What started out as bad has turned to worse in Flint’s primary election. First, three mayoral candidates (including incumbent mayor Dayne Walling) and two city council candidates all failed to make the ballot after they were all given the wrong date by the City Clerk to submit their nominating petitions. Then yesterday, the only remaining candidate to submit his petitions on time, Eric Mays, was found to be short of the necessary amount of signatures.
Mays’ situation is one of his own making and he clearly doesn’t deserve to be on the ballot for the mayor’s race. However, the other five candidates – including mayoral candidates Walling, businesswoman Karen Weaver, and Councilman Wantwaz Davis – deserve to be on the ballot. They turned in their petitions by April 28th, the date given to them by City Clerk Inez Brown. The correct date, as Brown was informed by director of elections for the state Christopher M. Thomas, was the 21st.
Flint’s city attorney is hopeful the state will grant them a waiver and allow all three (or four?) candidates on the ballot. However, the state is having none of that idea, and Flint may literally have an all-write-in race:
The state has given Brown until noon today to “report what corrective actions you’ve taken to address this unfortunate situation,” but said putting any candidates on the ballot who did not file petitions by April 21 is not an option.
Brown has referred questions about what city officials have called a “clerical error” in her office to City Attorney Peter Bade.
Bade said the city has retained an outside attorney in an effort to keep candidates for mayor and two City Council seats on the ballot. There were four mayoral candidates who turned in at least 900 valid petition signatures by April 28.
Bade said the city will likely ask a Genesee Circuit or federal court judge to allow the primary election to go forward with those four candidates: Walling, Mays, businesswoman Karen Weaver, and Councilman Wantwaz Davis.

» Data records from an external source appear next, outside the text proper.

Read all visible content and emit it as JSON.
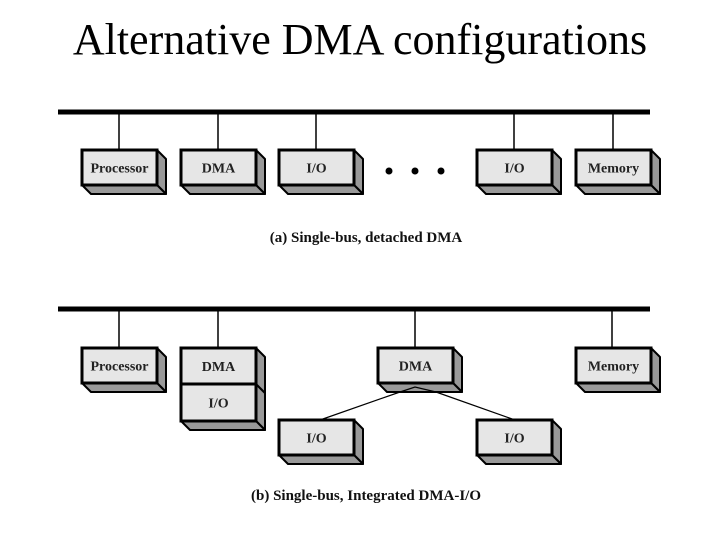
{
  "title": "Alternative DMA configurations",
  "colors": {
    "face": "#e6e6e6",
    "side": "#999999",
    "line": "#000000"
  },
  "diagram_a": {
    "caption": "(a) Single-bus, detached DMA",
    "boxes": [
      {
        "id": "processor",
        "label": "Processor"
      },
      {
        "id": "dma",
        "label": "DMA"
      },
      {
        "id": "io-1",
        "label": "I/O"
      },
      {
        "id": "io-2",
        "label": "I/O"
      },
      {
        "id": "memory",
        "label": "Memory"
      }
    ],
    "ellipsis": "• • •"
  },
  "diagram_b": {
    "caption": "(b) Single-bus, Integrated DMA-I/O",
    "boxes": [
      {
        "id": "processor",
        "label": "Processor"
      },
      {
        "id": "dma-integrated",
        "label": "DMA"
      },
      {
        "id": "io-integrated",
        "label": "I/O"
      },
      {
        "id": "dma-shared",
        "label": "DMA"
      },
      {
        "id": "io-left",
        "label": "I/O"
      },
      {
        "id": "io-right",
        "label": "I/O"
      },
      {
        "id": "memory",
        "label": "Memory"
      }
    ]
  }
}
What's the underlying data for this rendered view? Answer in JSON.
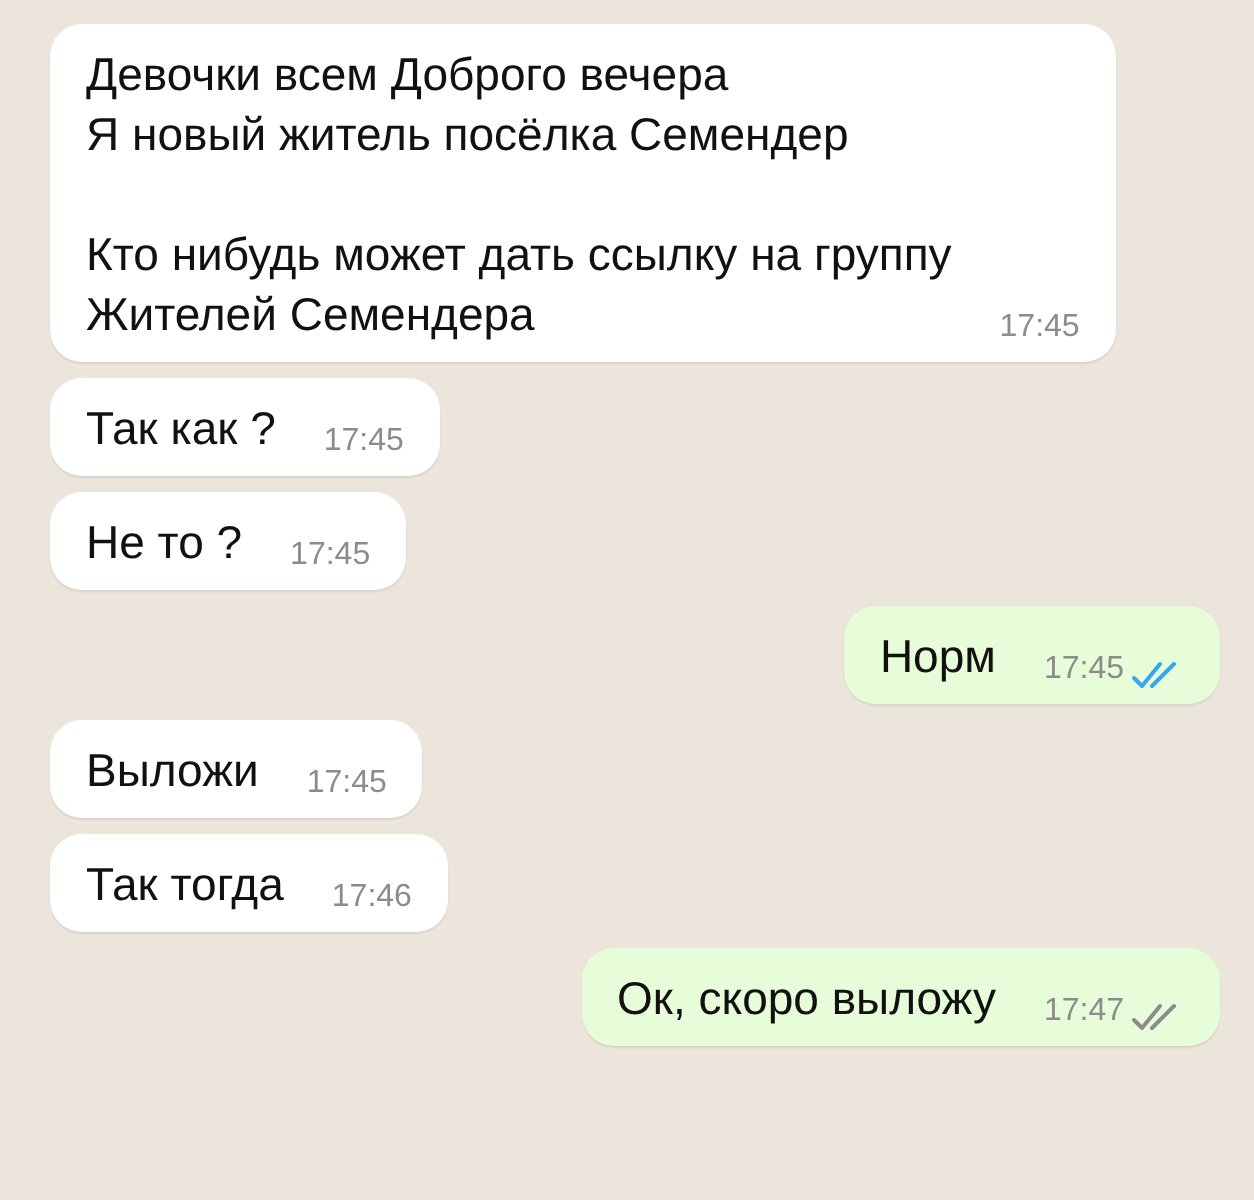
{
  "messages": [
    {
      "kind": "incoming",
      "text": "Девочки всем Доброго вечера\nЯ новый житель посёлка Семендер\n\nКто нибудь может дать ссылку на группу\nЖителей Семендера",
      "time": "17:45"
    },
    {
      "kind": "incoming",
      "text": "Так как ?",
      "time": "17:45"
    },
    {
      "kind": "incoming",
      "text": "Не то ?",
      "time": "17:45"
    },
    {
      "kind": "outgoing",
      "text": "Норм",
      "time": "17:45",
      "read": true
    },
    {
      "kind": "incoming",
      "text": "Выложи",
      "time": "17:45"
    },
    {
      "kind": "incoming",
      "text": "Так тогда",
      "time": "17:46"
    },
    {
      "kind": "outgoing",
      "text": "Ок, скоро выложу",
      "time": "17:47",
      "read": false
    }
  ]
}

When things go right in cities like Flint where an Emergency Manager is in charge, the Emergency Manager gets all the credit. But what about when things go horribly awry like in this situation? Isn’t this, too, something that the Emergency Manager is on the hook for? This is complicated because the current Emergency Manager Jerry Ambrose has only been on the job since January when Darnell Earley abruptly resigned to become the Emergency Manager for Detroit Public Schools.
How about the City Administrator, Natasha Henderson? Isn’t she on the hook for this? If so, it’s worth noting that Henderson was handpicked by Emergency Manager Earley.
This is a complete snafu and if Emergency Managers get the kudos when things go right, they get to take their lumps when things go wrong. I lay the responsibility for this catastrophe directly at the feet of Flint’s Emergency Manager.
But with such a revolving door of people in that position – Ambrose is Flint’s FOURTH Emergency Manager – the question is “Which one?”
[CC Photo credit: Michigan Municipal League (MML) | Flickr]